### [ASSIGNED TASK]
Within the listing below, count the lines that include "veriyor" and give the count alone.

START SUPPLIED MATERIAL

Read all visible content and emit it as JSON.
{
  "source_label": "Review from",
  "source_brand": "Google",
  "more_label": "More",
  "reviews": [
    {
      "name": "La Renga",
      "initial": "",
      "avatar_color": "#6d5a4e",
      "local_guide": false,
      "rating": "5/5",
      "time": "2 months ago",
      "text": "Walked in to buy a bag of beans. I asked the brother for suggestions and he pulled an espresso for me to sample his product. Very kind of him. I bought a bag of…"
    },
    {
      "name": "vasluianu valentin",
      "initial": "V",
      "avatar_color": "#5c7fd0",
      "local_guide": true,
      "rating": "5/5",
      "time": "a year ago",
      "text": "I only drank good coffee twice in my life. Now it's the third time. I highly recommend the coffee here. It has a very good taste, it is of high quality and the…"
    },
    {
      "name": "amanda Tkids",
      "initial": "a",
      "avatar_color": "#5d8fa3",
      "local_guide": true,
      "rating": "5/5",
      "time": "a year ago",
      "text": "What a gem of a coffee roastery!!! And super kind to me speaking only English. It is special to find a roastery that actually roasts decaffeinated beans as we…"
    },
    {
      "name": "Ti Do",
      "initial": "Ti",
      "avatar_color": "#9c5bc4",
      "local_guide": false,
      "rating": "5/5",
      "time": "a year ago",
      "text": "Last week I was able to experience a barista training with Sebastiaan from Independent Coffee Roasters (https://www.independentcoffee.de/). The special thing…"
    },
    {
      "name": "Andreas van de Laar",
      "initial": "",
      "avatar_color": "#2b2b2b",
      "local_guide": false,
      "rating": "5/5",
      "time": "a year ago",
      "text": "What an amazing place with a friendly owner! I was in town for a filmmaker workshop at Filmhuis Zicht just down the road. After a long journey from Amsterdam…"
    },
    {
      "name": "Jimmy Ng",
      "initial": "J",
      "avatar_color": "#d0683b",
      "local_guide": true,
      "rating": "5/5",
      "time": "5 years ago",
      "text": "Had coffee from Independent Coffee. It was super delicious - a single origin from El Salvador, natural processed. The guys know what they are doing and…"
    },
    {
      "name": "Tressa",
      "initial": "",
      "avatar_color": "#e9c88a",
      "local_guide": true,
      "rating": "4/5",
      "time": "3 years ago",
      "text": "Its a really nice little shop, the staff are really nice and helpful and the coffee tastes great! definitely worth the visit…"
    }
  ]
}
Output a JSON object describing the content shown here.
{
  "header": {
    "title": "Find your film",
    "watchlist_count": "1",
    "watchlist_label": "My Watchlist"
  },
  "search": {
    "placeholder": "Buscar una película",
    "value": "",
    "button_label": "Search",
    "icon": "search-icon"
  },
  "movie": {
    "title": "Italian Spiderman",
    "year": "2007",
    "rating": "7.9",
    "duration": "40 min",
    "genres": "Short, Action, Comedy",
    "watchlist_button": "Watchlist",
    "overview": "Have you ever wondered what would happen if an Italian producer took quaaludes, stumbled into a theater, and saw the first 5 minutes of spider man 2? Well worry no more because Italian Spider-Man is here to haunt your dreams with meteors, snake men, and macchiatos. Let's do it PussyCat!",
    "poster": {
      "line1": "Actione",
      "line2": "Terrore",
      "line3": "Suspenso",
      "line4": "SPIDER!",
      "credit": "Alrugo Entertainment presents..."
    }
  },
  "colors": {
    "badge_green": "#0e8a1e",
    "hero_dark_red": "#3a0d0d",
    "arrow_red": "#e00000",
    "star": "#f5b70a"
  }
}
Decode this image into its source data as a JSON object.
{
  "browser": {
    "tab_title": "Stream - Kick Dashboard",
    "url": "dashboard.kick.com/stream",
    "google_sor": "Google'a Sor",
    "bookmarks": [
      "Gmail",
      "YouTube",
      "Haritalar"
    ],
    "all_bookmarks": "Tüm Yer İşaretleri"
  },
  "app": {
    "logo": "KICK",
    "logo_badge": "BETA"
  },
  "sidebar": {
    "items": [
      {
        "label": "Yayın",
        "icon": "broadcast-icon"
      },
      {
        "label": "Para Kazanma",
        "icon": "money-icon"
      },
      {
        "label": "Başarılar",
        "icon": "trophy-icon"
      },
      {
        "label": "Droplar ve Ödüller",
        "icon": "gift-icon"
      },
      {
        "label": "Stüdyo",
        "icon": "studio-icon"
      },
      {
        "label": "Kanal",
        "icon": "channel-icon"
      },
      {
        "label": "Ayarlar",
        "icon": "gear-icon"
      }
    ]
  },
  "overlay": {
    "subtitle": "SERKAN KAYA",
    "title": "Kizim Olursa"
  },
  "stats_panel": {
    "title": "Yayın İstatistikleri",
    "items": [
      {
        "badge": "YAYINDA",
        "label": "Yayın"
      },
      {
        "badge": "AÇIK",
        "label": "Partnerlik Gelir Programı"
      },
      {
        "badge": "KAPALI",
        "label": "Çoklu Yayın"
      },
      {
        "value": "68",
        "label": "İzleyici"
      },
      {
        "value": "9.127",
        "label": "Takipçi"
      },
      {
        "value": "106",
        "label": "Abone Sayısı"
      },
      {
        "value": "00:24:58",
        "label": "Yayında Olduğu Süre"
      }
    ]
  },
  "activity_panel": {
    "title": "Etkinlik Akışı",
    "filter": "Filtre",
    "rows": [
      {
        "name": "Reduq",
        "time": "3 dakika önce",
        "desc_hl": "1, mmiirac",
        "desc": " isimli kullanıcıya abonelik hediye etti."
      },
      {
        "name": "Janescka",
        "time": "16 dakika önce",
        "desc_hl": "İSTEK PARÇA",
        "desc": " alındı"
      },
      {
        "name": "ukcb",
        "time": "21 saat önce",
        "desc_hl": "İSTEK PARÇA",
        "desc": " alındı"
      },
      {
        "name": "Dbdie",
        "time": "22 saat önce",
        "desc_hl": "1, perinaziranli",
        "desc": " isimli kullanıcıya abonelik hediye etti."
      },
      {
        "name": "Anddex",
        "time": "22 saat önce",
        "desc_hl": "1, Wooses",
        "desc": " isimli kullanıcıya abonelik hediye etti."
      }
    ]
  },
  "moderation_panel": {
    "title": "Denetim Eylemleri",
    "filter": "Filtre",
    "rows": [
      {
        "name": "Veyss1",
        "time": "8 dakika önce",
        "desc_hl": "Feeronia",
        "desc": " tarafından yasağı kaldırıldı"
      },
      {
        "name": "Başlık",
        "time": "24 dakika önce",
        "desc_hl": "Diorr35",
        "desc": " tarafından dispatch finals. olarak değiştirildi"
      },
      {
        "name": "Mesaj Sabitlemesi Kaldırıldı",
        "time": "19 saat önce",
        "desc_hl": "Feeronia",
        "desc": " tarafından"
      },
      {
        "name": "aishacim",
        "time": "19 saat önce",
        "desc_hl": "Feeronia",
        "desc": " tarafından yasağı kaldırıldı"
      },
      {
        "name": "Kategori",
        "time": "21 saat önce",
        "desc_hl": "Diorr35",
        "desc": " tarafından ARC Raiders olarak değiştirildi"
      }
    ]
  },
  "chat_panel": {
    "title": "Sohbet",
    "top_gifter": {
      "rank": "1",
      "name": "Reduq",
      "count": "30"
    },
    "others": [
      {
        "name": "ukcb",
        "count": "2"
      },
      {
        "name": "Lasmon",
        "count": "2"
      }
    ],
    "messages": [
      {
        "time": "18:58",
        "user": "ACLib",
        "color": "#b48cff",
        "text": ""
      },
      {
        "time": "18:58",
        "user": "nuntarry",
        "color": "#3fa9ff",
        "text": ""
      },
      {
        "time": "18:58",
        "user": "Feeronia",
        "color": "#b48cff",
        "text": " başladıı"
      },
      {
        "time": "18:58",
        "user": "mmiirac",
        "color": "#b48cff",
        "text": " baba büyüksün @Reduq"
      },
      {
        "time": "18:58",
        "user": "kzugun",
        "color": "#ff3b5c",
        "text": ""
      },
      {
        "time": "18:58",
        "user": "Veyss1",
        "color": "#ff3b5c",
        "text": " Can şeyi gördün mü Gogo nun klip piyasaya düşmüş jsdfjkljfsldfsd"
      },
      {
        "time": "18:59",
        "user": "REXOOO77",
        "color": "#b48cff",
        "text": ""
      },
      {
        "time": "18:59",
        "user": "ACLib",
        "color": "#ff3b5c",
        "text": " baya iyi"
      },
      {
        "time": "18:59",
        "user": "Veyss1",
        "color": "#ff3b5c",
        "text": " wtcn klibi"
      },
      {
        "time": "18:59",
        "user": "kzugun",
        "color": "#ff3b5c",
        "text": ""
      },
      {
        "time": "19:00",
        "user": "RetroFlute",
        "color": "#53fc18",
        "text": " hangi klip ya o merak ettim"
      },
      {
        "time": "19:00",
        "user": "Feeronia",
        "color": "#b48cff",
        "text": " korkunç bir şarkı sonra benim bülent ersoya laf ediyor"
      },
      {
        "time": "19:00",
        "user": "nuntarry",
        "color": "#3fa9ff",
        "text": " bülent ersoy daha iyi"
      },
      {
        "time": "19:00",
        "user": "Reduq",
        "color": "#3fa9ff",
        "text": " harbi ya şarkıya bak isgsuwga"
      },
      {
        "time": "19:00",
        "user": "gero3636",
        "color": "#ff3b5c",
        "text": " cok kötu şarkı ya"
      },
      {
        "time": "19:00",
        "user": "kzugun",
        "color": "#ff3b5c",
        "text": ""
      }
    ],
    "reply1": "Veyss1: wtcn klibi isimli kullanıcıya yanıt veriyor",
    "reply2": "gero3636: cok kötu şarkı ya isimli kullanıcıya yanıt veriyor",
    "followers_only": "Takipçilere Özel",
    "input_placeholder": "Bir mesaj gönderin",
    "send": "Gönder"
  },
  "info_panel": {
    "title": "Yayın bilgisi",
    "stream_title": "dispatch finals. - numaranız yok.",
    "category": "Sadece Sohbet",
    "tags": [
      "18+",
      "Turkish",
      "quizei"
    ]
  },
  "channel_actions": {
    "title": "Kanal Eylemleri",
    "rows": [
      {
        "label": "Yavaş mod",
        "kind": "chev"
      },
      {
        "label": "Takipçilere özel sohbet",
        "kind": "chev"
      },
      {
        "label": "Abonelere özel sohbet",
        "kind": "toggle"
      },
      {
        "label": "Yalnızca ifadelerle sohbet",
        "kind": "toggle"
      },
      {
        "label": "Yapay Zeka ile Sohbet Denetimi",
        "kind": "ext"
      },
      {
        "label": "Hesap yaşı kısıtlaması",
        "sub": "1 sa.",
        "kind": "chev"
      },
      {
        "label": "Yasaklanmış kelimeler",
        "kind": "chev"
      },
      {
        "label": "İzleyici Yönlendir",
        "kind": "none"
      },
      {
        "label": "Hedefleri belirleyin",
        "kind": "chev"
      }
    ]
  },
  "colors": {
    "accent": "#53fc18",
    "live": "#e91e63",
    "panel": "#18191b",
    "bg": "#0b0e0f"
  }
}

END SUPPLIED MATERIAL

### [RESPONSE AREA]
2